RE: The truth about differential equations

It's all part of the learning process, including the ability to solve problems. There is a lot of stuff that you studied during school that you never use. It's the process of leaning by studying that's achieved, and also problem solving is part of the process.

So strange to see the singularity approaching while the entire planet is rapidly turning into a hellscape. -John Coates


RE: The truth about differential equations

As a controls engineer, I've used linear and nonlinear ODEs a couple of times to develop computer models for simulation purposes so I could develop/improve upon control/protection schemes. One was a first-principles model of an acid waste neutralization system under closed-loop control, one was a system identification model of the overspeed behavior of a generator undergoing a full load rejection under closed-loop control. I enjoyed both of those projects very much due to the use of the higher-level math. I seem to recall using diff eq's on a few other occasions, but can't remember the details. Haven't used them very often, though.
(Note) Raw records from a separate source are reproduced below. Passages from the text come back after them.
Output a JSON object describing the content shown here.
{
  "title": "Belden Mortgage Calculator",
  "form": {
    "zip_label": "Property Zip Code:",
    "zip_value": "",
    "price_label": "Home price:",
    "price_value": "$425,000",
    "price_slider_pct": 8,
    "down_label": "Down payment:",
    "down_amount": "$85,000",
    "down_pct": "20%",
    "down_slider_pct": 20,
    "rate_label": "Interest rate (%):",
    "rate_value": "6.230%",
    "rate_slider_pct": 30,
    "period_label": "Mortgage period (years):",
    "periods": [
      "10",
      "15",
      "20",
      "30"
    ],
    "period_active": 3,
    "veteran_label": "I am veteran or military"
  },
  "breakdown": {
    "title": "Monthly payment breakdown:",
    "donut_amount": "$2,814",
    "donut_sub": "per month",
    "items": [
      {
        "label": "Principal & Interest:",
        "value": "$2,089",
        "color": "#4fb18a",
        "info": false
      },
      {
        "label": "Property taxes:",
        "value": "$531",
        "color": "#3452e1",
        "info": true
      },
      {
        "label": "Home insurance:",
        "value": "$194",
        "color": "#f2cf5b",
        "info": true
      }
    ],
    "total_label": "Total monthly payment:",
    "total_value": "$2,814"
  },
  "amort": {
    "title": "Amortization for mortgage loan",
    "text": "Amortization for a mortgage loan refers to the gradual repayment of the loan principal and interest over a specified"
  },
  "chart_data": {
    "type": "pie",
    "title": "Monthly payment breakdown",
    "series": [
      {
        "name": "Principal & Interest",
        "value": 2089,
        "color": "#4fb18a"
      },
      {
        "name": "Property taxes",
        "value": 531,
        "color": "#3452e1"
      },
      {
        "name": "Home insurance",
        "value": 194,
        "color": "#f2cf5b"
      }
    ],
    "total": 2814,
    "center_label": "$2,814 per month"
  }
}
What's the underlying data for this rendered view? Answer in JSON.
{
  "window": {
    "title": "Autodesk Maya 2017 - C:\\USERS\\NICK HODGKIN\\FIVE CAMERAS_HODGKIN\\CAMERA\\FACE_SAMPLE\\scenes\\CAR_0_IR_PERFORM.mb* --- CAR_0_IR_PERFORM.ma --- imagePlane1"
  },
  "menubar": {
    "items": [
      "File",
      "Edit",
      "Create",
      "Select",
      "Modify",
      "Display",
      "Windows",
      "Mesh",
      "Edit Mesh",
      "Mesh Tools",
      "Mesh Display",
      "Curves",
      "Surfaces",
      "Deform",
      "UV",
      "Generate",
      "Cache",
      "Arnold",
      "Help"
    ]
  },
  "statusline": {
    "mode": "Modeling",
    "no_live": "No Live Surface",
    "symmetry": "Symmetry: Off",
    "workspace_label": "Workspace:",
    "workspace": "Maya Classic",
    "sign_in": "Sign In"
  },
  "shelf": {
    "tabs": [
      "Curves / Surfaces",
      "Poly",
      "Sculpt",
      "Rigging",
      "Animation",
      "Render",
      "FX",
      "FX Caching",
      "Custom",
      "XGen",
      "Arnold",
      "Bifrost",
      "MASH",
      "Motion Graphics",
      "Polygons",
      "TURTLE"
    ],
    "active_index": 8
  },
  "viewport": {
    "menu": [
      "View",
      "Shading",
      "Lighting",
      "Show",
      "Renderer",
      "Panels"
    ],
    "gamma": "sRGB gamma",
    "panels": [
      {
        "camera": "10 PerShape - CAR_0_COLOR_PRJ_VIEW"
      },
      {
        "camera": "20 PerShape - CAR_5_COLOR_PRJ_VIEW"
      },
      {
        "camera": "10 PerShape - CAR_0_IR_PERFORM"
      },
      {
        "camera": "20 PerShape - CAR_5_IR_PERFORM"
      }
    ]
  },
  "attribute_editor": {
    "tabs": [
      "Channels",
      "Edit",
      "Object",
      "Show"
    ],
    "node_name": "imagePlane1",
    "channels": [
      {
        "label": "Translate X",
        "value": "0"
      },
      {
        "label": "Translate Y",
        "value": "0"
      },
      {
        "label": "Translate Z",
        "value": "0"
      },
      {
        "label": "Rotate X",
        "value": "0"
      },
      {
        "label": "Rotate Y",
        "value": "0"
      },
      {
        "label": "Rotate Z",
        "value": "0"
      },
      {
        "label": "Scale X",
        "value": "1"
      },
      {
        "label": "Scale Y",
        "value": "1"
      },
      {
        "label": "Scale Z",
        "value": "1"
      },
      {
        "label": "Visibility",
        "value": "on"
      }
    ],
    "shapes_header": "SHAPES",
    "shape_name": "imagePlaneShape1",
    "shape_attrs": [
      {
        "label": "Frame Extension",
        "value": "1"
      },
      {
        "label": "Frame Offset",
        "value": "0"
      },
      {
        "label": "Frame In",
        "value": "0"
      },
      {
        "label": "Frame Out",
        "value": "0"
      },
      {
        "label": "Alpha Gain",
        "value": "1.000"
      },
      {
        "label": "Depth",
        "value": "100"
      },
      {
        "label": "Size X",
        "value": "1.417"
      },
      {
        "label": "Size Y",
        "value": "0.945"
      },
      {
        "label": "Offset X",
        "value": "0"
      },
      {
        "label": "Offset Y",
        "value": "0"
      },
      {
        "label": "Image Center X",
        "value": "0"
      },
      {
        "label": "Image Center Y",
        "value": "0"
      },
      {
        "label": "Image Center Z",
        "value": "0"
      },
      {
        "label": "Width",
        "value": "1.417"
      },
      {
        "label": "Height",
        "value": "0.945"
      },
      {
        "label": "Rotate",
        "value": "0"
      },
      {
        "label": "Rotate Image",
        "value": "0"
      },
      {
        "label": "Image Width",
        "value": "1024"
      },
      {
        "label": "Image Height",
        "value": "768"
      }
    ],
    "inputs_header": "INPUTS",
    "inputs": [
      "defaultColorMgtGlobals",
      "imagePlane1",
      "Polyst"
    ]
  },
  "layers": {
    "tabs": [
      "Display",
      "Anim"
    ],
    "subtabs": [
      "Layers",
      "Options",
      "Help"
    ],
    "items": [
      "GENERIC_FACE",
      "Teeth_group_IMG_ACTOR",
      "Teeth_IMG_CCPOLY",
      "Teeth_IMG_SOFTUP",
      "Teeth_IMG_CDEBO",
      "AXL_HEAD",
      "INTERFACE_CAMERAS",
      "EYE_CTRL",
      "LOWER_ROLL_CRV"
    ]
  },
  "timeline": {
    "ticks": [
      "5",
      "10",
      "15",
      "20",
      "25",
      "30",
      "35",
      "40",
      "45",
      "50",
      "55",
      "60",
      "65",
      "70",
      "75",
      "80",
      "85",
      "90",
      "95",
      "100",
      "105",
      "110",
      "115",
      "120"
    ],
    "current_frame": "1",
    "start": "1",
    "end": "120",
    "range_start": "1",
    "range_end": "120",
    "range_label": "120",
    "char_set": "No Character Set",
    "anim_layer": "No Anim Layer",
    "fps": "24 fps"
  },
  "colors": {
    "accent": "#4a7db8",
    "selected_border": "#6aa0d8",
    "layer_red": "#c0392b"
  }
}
When I was a professor, I taught students to perform system modeling using first principles with ODEs and block diagram editors, and also to develop diff eq models using system identification methods fed with experimental data obtained from existing systems. Did this for a buck converter in my power electronics class, a water flow control system in my controls class, and a few other lab projects. Once the model had been developed and validated, then the students would design a control algorithm for the system model, implement the algorithm in a controller (e.g., analog circuit made from op-amps for the buck circuit, tuned PID or discrete-time filter in PLC/microcontroller), and test it on the real system. All these projects started with obtaining the diff eq's through analysis or experimentation. The students really enjoyed the theory-to-practice side of things, as did I.

"Live and act within the limit of your knowledge and keep expanding it to the limit of your life." Ayn Rand, Atlas Shrugged.
Please see FAQ731-376: Eng-Tips.com Forum Policies for tips on how to make the best use of Eng-Tips.

Red Flag This Post

Please let us know here why this post is inappropriate. Reasons such as off-topic, duplicates, flames, illegal, vulgar, or students posting their homework.

Red Flag Submitted

Thank you for helping keep Eng-Tips Forums free from inappropriate posts.
The Eng-Tips staff will check this out and take appropriate action.

Reply To This Thread

Posting in the Eng-Tips forums is a member-only feature.

Click Here to join Eng-Tips and talk with other members! Already a Member? Login


Low-Volume Rapid Injection Molding With 3D Printed Molds
Learn methods and guidelines for using stereolithography (SLA) 3D printed molds in the injection molding process to lower costs and lead time. Discover how this hybrid manufacturing process enables on-demand mold fabrication to quickly produce small batches of thermoplastic parts. Download Now
Design for Additive Manufacturing (DfAM)
Examine how the principles of DfAM upend many of the long-standing rules around manufacturability - allowing engineers and designers to place a part’s function at the center of their design considerations. Download Now
Taking Control of Engineering Documents
This ebook covers tips for creating and managing workflows, security best practices and protection of intellectual property, Cloud vs. on-premise software solutions, CAD file management, compliance, and more. Download Now

Close Box

Join Eng-Tips® Today!

Join your peers on the Internet's largest technical engineering professional community.
It's easy to join and it's free.

Here's Why Members Love Eng-Tips Forums:

Register now while it's still free!

Already a member? Close this window and log in.

Join Us             Close